Initially, I planned a blue cake with green flowers and vines. However, my cake took on a life of its own and I wound up with a different product than planned. I decided to try fondant rather than butter cream because, well, it looks pretty on cookbook covers and I really wanted to try it. However, I still used plenty butter cream as the cake filling andl as a base layer under the fondant.
I got quite a workout kneading in the food coloring, and ended up with a robins' egg blue color. Covering the cake with fondant proved to be a simpler task than I imaged, until I tried to trim the edges. Luckily, frosting borders are a staple of cake decorating.
After smoothing the fondant, I filled a wax sheet of paper with practice flowers, rosettes, and shells. After devoting almost an entire butter cream batch to the wax paper, I clustered flowers onto my cake. I used the rosettes to hide the zig-zagged edges of my cake, and called it a day.
After cleaning the kitchen, which was quite an accomplishment becuase at one point it looked like Frosty the Snowman's powedered sugar brother had imploded by the mixer, I boxed up my cake and stored in the fridge. I keep peeking at it to check if my flower petals have wilted or if my rosettes have detatached themselves from the fondant. Hopefully, it will make it to the children's shelter intact.
Friday, January 8, 2010
Thursday, January 7, 2010

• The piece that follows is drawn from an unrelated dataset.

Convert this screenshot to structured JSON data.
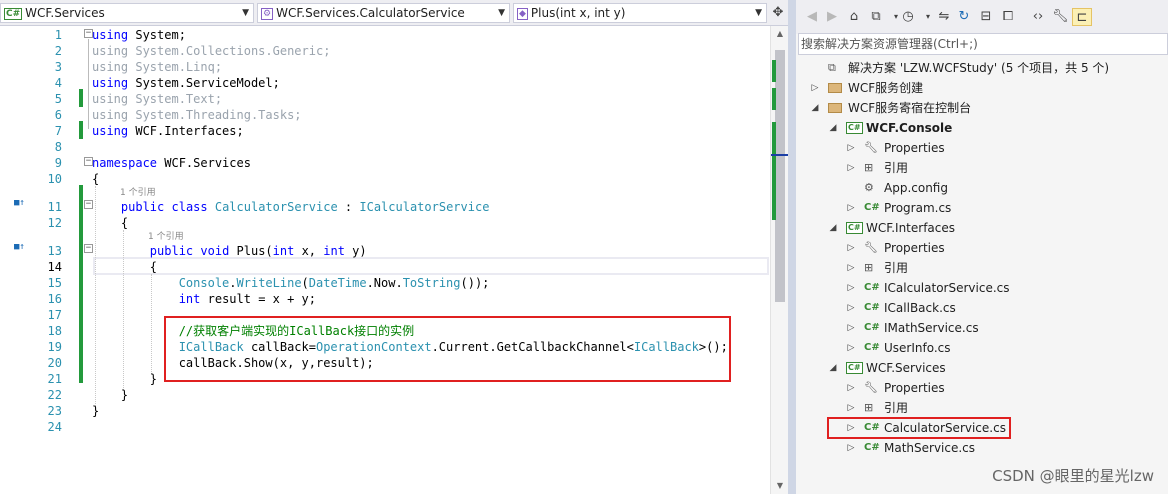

My cake decorating endeavor of the day involved figuring out what supplies I will need. Not one, but two online class lessons focused on listing the necessary tools. After several trips to Target, Bed Bath and Beyond, and Michael’s, I now have five cake pans, two jellyroll pans, a spring form cake pan, lots of spatulas, pastry brushes, and one very long knife whose purchase prompted the cashier to ask me who I was planning to “chop up.” I failed to find the pastry triangle comb, and since I don’t know what it is or how it works, I have no idea if it is really a necessary tool. I guess I’ll find out soon. When I moved on to the part of the lesson that dealt with creating a “cake decorating workspace,” I realized that I am going to have to un-decorate our apartment kitchen to free more of the elusive counter space. The snack basket, decorative rolling pin (that never made much sense as a decoration anyway), martini shaker, and cookbooks are going to have to find new homes for the month. Tomorrow, I start planning cakes and maybe practicing with some frosting.